Instead of gathering riches, you’ll be collecting cards to improve your deck in this new twist on the Diablo principle. You won’t be able to find a game like this anywhere else. With a storybook papercraft design, Book of Demons has charm without diminishing its dark undertones. Also, it’s a complete game, and it doesn’t cost too much.
3 THE INCREDIBLE ADVENTURES OF VAN HELSING
Choosing an era of history that hasn’t been extensively explored gives The Incredible Adventures of Van Helsing its own unique spin on the aRPG formula. You can play as Van Helsing as a young man in a Victorian fantasy setting, as you would have inferred from the title.
Since the game is based on Bram Stoker’s novel Dracula, the large terrible demon is replaced by a big bad vampire. You can play as Van Helsing in various playthroughs and difficulty levels despite the lack of character or class selection. It’s worth a go if you’re looking for something different.
Sacred appears to be a simple Diablo clone at first glance. However, once you start playing it, you’ll quickly realize that it’s more of a high fantasy than a Diablo clone. Blizzard’s aRPG giant has overshadowed Sacred, which is one of the lesser-known games. Expansions have since been added to three of the games, as well as the original.
Although the successors are less ambitious, this is the one you’ll want to play first. A sandbox open environment where exploration is truly worthwhile is incorporated in the first Sacred, which was relatively ahead of its time in comparison to most other aRPGs and dungeon crawlers. If you can stand the aesthetics, it might be worth a shot. If that’s not the case, there are always the spinoffs.
1 PATH OF EXILE
Finally, we have the closest approach to a Diablo II successor that we’ve ever seen.
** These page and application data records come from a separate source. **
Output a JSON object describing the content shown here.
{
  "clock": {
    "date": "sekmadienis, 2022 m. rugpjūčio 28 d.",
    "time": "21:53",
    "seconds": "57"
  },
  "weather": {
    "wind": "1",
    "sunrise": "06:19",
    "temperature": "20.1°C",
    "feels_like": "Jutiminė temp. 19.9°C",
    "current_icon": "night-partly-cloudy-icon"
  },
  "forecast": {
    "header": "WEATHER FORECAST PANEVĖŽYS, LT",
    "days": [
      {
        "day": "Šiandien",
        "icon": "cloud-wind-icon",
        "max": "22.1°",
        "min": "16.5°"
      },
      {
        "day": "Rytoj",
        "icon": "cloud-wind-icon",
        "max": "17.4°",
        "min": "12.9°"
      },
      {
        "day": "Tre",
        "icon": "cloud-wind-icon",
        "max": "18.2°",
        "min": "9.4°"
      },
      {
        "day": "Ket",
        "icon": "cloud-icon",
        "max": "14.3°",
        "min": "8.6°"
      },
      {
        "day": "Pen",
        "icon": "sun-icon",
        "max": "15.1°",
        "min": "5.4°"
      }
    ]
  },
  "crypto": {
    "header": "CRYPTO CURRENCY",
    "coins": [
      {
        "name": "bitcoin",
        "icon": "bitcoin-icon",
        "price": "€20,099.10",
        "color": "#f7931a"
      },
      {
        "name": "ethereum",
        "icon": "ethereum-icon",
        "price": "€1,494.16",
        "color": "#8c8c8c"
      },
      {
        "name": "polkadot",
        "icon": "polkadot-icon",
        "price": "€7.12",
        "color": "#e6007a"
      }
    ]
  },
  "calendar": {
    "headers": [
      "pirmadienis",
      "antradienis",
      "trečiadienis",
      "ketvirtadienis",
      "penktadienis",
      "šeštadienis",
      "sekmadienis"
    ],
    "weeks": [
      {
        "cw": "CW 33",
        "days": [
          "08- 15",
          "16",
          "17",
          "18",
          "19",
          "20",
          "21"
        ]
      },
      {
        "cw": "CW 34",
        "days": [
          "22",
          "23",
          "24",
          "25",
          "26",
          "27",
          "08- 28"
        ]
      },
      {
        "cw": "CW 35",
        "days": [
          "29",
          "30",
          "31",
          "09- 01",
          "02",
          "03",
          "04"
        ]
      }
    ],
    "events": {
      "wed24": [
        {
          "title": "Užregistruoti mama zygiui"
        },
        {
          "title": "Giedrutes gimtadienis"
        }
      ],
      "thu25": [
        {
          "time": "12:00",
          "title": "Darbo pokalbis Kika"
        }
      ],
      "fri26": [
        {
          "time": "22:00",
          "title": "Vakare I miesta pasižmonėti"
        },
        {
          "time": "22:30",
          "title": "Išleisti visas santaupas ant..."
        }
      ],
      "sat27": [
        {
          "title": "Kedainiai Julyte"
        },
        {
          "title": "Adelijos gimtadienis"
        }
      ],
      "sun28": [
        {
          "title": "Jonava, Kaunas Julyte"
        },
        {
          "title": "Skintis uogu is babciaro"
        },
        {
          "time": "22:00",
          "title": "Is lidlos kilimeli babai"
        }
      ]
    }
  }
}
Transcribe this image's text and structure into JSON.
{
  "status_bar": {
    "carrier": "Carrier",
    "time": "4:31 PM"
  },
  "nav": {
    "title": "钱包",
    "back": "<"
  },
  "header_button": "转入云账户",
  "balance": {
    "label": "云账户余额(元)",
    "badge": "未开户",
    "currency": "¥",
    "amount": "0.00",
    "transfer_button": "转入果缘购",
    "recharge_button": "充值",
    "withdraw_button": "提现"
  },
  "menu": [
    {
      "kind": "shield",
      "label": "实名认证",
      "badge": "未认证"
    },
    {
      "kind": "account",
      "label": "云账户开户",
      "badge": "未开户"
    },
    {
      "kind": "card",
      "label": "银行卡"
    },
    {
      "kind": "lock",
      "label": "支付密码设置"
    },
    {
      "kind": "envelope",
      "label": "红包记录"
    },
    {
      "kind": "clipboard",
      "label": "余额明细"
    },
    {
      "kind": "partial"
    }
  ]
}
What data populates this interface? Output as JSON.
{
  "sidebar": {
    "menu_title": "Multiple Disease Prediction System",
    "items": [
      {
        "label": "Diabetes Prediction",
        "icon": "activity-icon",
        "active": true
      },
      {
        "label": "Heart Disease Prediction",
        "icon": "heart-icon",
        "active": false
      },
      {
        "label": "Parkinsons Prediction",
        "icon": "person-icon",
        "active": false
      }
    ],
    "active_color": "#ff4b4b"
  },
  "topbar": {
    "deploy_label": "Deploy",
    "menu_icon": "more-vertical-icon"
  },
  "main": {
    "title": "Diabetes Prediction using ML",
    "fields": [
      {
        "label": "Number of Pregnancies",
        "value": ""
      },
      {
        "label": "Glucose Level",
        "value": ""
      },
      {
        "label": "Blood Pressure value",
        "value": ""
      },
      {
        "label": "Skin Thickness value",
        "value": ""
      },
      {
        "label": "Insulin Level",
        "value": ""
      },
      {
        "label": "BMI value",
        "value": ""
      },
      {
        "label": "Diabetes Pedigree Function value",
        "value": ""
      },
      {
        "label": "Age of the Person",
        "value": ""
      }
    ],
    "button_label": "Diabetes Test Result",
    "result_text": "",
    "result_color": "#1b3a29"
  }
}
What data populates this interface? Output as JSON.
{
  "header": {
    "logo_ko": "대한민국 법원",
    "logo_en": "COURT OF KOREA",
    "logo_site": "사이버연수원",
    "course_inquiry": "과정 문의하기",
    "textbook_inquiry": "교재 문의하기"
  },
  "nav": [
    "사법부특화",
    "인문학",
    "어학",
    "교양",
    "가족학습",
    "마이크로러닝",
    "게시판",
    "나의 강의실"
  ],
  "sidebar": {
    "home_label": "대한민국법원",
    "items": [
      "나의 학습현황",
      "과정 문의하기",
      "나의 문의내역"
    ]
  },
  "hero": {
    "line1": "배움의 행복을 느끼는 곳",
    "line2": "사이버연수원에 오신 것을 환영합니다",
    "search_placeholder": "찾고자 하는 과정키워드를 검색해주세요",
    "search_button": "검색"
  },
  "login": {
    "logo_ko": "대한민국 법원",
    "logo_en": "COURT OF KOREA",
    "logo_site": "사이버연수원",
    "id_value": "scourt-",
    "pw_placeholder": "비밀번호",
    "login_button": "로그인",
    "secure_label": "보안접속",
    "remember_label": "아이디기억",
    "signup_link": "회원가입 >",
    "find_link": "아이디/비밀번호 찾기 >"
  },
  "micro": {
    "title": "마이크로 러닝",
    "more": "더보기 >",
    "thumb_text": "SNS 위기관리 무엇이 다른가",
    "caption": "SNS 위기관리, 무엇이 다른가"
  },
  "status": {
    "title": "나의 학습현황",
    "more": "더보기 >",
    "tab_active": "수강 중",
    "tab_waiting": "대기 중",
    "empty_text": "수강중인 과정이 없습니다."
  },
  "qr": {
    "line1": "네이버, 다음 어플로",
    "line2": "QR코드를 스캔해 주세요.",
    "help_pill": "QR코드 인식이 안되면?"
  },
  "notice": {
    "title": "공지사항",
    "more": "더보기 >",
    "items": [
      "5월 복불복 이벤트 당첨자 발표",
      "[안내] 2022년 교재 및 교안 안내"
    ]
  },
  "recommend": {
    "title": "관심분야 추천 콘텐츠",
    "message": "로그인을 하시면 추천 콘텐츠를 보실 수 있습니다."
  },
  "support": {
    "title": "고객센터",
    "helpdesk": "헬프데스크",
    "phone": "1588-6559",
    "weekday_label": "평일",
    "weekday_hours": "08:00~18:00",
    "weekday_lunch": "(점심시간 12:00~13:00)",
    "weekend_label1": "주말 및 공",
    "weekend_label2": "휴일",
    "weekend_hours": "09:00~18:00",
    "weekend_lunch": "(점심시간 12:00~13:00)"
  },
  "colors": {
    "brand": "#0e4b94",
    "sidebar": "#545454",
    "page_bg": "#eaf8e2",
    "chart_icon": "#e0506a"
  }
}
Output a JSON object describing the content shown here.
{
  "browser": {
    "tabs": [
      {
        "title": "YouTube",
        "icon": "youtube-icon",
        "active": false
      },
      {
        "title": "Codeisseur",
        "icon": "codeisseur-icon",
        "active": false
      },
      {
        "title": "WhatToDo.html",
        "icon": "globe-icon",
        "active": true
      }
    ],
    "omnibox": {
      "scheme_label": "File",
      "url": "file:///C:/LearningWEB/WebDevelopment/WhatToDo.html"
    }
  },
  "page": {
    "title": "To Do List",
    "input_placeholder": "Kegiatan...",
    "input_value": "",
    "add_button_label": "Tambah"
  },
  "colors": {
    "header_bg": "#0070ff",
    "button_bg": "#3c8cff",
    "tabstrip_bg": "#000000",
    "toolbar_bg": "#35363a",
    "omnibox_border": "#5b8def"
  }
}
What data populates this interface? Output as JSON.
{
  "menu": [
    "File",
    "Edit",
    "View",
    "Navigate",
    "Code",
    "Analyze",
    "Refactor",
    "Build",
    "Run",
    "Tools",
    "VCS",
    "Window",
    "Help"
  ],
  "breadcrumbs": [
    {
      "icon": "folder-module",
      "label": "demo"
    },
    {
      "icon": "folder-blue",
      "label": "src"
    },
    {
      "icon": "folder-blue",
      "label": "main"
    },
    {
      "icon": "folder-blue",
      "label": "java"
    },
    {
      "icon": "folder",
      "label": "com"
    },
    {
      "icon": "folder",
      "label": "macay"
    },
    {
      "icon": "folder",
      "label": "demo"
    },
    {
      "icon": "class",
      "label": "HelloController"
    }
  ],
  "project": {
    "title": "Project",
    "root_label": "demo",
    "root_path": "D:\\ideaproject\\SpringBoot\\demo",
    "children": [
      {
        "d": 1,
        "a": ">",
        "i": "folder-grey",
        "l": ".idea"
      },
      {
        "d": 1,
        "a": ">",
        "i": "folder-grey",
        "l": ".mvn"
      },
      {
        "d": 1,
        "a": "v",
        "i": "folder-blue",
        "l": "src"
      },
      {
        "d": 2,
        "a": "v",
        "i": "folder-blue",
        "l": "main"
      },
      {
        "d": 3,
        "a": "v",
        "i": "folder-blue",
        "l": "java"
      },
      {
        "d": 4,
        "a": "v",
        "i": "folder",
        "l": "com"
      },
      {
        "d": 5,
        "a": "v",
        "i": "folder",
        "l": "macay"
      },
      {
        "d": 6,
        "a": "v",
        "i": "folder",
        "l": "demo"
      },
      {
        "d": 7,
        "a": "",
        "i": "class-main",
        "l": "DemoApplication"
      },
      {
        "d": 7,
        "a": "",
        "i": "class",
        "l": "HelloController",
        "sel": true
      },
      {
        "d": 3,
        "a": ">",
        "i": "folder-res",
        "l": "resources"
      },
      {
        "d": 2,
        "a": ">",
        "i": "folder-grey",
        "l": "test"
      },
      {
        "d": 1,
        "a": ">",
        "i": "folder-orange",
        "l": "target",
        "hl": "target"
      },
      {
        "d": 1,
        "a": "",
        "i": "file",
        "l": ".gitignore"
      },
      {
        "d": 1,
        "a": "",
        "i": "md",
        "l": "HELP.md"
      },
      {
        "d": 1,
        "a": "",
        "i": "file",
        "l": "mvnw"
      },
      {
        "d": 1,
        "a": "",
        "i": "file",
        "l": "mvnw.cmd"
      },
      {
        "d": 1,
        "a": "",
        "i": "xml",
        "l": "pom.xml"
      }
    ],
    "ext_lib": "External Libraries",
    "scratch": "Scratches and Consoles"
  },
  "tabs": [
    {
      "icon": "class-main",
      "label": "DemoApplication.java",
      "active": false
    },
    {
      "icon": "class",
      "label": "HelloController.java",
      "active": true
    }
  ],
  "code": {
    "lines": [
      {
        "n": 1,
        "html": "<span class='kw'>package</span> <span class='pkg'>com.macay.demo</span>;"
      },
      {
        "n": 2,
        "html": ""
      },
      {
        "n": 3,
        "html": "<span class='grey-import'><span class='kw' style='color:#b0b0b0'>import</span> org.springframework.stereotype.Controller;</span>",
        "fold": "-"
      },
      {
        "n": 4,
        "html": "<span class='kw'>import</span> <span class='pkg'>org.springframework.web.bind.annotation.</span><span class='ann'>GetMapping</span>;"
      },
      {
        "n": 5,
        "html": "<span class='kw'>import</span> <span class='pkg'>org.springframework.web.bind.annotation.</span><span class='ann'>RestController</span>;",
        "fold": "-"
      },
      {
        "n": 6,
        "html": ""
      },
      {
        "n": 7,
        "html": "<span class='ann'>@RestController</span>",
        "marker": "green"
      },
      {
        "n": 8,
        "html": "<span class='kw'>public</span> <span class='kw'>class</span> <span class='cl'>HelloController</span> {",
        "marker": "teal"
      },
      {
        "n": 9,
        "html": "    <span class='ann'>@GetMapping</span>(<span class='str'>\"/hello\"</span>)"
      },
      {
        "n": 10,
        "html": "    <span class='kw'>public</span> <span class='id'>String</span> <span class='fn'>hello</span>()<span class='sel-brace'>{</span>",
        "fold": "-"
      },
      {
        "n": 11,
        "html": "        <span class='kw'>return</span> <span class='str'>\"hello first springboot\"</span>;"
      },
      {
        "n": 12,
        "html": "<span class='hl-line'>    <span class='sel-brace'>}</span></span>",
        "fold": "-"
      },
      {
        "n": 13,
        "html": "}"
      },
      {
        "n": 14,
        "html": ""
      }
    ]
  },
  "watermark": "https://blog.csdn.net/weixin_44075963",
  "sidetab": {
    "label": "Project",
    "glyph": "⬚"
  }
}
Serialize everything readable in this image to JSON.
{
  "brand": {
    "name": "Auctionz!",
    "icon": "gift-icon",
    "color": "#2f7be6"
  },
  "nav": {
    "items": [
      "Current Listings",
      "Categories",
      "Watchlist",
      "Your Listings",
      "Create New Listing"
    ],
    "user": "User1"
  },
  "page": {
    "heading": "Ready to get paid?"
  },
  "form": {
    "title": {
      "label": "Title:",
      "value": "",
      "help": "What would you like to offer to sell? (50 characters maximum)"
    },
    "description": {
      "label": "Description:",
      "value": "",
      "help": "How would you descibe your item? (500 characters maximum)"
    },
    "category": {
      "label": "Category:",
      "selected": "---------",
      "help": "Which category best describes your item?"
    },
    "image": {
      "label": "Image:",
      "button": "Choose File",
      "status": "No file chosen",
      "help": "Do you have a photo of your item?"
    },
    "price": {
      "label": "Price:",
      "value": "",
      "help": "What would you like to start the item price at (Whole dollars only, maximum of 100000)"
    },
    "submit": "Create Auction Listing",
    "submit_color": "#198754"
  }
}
More than Diablo III, Path of Exile has been lauded as the spiritual successor to the original two Diablo games. You can play the game online for free and adjust your character’s playstyle to suit your own preferences.
The multiple layers of gameplay, including the passive skill tree, the skill gems, and the armor sockets, are to blame for this. As a result, the character creation mechanism in this aRPG is one of the most comprehensive in recent memory. If you haven’t played Diablo II, you may be a little intimidated by this game’s high learning curve.